> WHAT IS EXPECTED:
Identify every line in the records below that contains the word "Workflow", and copy each of those lines.

> SOURCE MATERIAL:
——

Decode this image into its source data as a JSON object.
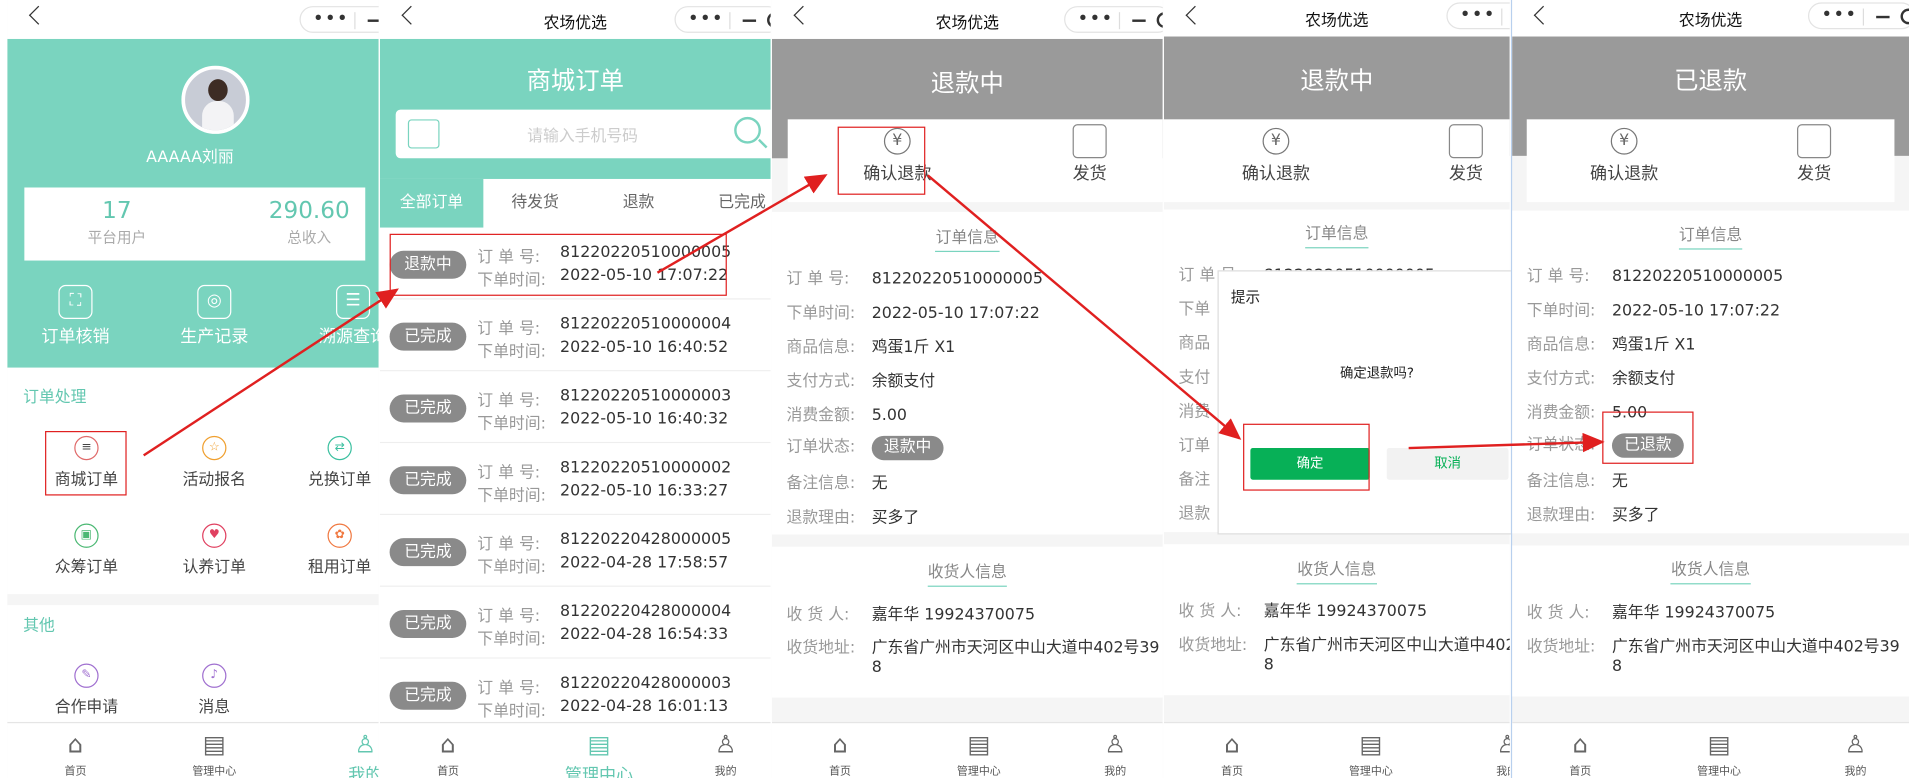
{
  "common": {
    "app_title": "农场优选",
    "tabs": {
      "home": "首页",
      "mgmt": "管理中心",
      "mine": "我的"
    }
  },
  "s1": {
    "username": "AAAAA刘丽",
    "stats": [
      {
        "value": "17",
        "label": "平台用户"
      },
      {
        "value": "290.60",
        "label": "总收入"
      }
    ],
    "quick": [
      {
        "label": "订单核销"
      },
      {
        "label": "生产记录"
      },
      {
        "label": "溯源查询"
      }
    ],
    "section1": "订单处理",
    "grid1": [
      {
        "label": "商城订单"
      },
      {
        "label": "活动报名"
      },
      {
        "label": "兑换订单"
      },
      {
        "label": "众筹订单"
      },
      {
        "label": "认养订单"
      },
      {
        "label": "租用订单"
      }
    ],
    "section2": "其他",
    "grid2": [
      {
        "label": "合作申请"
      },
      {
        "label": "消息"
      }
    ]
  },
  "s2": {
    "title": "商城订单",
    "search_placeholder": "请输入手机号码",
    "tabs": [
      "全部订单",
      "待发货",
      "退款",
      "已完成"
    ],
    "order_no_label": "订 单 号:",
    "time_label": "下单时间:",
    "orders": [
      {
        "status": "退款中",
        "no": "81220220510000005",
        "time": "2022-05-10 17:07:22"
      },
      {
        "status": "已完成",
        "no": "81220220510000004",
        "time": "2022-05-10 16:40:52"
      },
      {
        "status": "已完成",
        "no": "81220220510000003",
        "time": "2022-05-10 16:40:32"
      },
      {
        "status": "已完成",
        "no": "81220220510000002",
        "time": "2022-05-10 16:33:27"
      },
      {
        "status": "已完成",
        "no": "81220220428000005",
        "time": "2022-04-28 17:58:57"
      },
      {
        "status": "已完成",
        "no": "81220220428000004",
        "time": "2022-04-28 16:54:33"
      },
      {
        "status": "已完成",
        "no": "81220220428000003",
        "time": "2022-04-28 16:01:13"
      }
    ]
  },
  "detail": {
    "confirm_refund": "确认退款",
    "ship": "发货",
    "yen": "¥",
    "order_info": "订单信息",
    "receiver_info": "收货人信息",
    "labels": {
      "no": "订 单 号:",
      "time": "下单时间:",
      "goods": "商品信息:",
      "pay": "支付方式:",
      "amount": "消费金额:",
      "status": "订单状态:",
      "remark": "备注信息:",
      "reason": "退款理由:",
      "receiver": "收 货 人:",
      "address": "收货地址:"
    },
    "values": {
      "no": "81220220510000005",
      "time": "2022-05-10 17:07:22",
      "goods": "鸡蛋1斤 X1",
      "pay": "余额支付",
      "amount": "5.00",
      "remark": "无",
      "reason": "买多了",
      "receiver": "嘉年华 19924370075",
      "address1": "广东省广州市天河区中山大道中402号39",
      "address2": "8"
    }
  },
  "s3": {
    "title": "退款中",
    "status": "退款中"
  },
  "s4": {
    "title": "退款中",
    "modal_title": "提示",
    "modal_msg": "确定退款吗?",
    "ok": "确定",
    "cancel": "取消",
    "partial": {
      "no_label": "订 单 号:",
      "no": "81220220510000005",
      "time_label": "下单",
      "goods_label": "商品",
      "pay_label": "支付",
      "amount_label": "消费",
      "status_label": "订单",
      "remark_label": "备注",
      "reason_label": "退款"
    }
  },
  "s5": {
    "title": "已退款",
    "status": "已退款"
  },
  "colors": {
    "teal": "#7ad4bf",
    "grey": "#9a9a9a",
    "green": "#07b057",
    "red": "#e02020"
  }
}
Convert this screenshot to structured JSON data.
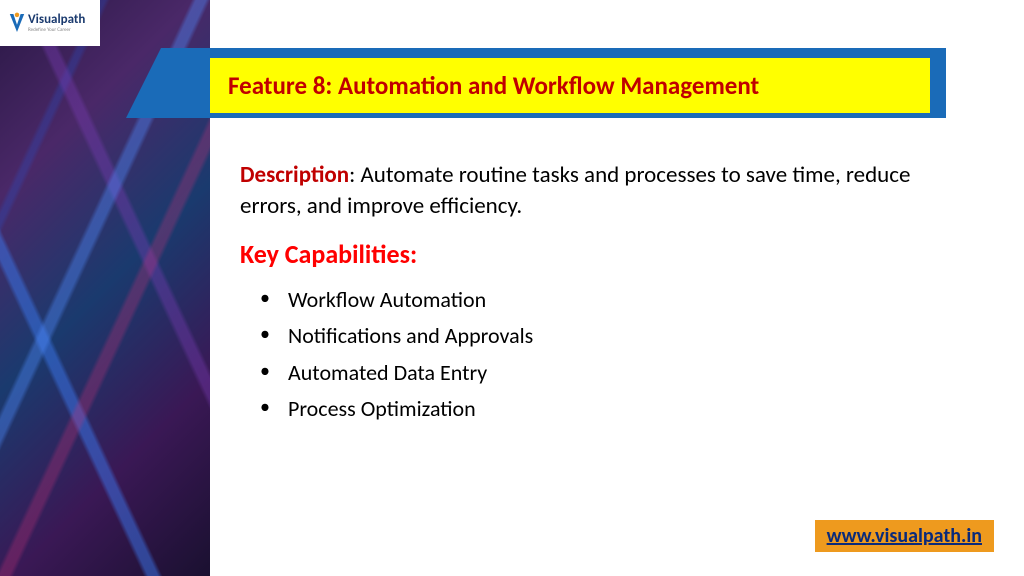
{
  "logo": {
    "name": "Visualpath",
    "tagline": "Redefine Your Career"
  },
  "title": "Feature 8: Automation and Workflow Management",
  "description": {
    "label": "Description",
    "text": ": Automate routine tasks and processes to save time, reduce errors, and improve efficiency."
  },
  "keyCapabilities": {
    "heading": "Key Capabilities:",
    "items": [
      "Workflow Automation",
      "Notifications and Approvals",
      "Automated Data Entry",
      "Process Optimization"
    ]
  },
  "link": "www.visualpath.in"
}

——

> YOUR RESPONSE:
  "title": "Feature 8: Automation and Workflow Management",
      "Workflow Automation",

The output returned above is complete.